◆ What is needed ◆
Each record should be written out exactly as given.

*** Data records Section Begins ***

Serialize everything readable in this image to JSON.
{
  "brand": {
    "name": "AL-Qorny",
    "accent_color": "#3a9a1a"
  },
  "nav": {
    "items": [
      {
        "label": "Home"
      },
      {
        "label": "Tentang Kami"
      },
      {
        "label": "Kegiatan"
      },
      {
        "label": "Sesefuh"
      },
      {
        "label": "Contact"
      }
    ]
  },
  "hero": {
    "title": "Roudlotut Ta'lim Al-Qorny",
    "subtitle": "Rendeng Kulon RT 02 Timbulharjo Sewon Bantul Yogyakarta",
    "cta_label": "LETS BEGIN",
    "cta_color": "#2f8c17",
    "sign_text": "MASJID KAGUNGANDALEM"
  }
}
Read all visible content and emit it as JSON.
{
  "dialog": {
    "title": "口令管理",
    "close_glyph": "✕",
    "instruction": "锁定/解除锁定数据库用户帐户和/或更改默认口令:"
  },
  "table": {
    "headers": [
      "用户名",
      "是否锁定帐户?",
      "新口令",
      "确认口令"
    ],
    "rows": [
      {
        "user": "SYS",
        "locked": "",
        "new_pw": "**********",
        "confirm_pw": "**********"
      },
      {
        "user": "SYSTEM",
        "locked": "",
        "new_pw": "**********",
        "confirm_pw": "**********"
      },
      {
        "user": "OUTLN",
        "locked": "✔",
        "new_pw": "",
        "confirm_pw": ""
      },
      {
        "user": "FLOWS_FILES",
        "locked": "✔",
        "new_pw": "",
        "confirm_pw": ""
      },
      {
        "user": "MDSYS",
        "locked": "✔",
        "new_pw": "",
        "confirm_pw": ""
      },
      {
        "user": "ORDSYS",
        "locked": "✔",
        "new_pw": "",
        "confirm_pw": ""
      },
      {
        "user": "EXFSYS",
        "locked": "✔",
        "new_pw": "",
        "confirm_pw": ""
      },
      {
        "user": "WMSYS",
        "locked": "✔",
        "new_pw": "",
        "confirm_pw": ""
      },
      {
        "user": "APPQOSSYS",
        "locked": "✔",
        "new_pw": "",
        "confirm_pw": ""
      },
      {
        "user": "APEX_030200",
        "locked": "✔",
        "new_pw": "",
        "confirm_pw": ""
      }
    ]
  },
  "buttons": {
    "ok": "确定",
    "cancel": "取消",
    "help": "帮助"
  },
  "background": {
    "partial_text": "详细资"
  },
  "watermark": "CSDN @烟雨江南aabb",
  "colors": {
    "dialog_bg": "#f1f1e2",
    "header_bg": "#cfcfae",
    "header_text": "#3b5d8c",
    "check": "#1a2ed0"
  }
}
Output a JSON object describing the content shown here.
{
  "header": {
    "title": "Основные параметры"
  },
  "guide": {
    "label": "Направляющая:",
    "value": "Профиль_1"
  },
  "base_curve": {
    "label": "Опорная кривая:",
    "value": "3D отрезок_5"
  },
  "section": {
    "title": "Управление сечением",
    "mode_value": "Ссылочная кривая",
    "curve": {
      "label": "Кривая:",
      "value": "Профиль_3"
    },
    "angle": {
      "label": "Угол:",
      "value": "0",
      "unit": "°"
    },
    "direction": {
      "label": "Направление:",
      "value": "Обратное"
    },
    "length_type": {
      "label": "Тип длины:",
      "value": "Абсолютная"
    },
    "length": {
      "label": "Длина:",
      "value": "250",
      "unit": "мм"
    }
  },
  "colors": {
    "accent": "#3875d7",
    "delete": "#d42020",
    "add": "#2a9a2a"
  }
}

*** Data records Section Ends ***

◆ Response area ◆
Serialize everything readable in this image to JSON.
{
  "brand": {
    "name": "AL-Qorny",
    "accent_color": "#3a9a1a"
  },
  "nav": {
    "items": [
      {
        "label": "Home"
      },
      {
        "label": "Tentang Kami"
      },
      {
        "label": "Kegiatan"
      },
      {
        "label": "Sesefuh"
      },
      {
        "label": "Contact"
      }
    ]
  },
  "hero": {
    "title": "Roudlotut Ta'lim Al-Qorny",
    "subtitle": "Rendeng Kulon RT 02 Timbulharjo Sewon Bantul Yogyakarta",
    "cta_label": "LETS BEGIN",
    "cta_color": "#2f8c17",
    "sign_text": "MASJID KAGUNGANDALEM"
  }
}
Read all visible content and emit it as JSON.
{
  "dialog": {
    "title": "口令管理",
    "close_glyph": "✕",
    "instruction": "锁定/解除锁定数据库用户帐户和/或更改默认口令:"
  },
  "table": {
    "headers": [
      "用户名",
      "是否锁定帐户?",
      "新口令",
      "确认口令"
    ],
    "rows": [
      {
        "user": "SYS",
        "locked": "",
        "new_pw": "**********",
        "confirm_pw": "**********"
      },
      {
        "user": "SYSTEM",
        "locked": "",
        "new_pw": "**********",
        "confirm_pw": "**********"
      },
      {
        "user": "OUTLN",
        "locked": "✔",
        "new_pw": "",
        "confirm_pw": ""
      },
      {
        "user": "FLOWS_FILES",
        "locked": "✔",
        "new_pw": "",
        "confirm_pw": ""
      },
      {
        "user": "MDSYS",
        "locked": "✔",
        "new_pw": "",
        "confirm_pw": ""
      },
      {
        "user": "ORDSYS",
        "locked": "✔",
        "new_pw": "",
        "confirm_pw": ""
      },
      {
        "user": "EXFSYS",
        "locked": "✔",
        "new_pw": "",
        "confirm_pw": ""
      },
      {
        "user": "WMSYS",
        "locked": "✔",
        "new_pw": "",
        "confirm_pw": ""
      },
      {
        "user": "APPQOSSYS",
        "locked": "✔",
        "new_pw": "",
        "confirm_pw": ""
      },
      {
        "user": "APEX_030200",
        "locked": "✔",
        "new_pw": "",
        "confirm_pw": ""
      }
    ]
  },
  "buttons": {
    "ok": "确定",
    "cancel": "取消",
    "help": "帮助"
  },
  "background": {
    "partial_text": "详细资"
  },
  "watermark": "CSDN @烟雨江南aabb",
  "colors": {
    "dialog_bg": "#f1f1e2",
    "header_bg": "#cfcfae",
    "header_text": "#3b5d8c",
    "check": "#1a2ed0"
  }
}
Output a JSON object describing the content shown here.
{
  "header": {
    "title": "Основные параметры"
  },
  "guide": {
    "label": "Направляющая:",
    "value": "Профиль_1"
  },
  "base_curve": {
    "label": "Опорная кривая:",
    "value": "3D отрезок_5"
  },
  "section": {
    "title": "Управление сечением",
    "mode_value": "Ссылочная кривая",
    "curve": {
      "label": "Кривая:",
      "value": "Профиль_3"
    },
    "angle": {
      "label": "Угол:",
      "value": "0",
      "unit": "°"
    },
    "direction": {
      "label": "Направление:",
      "value": "Обратное"
    },
    "length_type": {
      "label": "Тип длины:",
      "value": "Абсолютная"
    },
    "length": {
      "label": "Длина:",
      "value": "250",
      "unit": "мм"
    }
  },
  "colors": {
    "accent": "#3875d7",
    "delete": "#d42020",
    "add": "#2a9a2a"
  }
}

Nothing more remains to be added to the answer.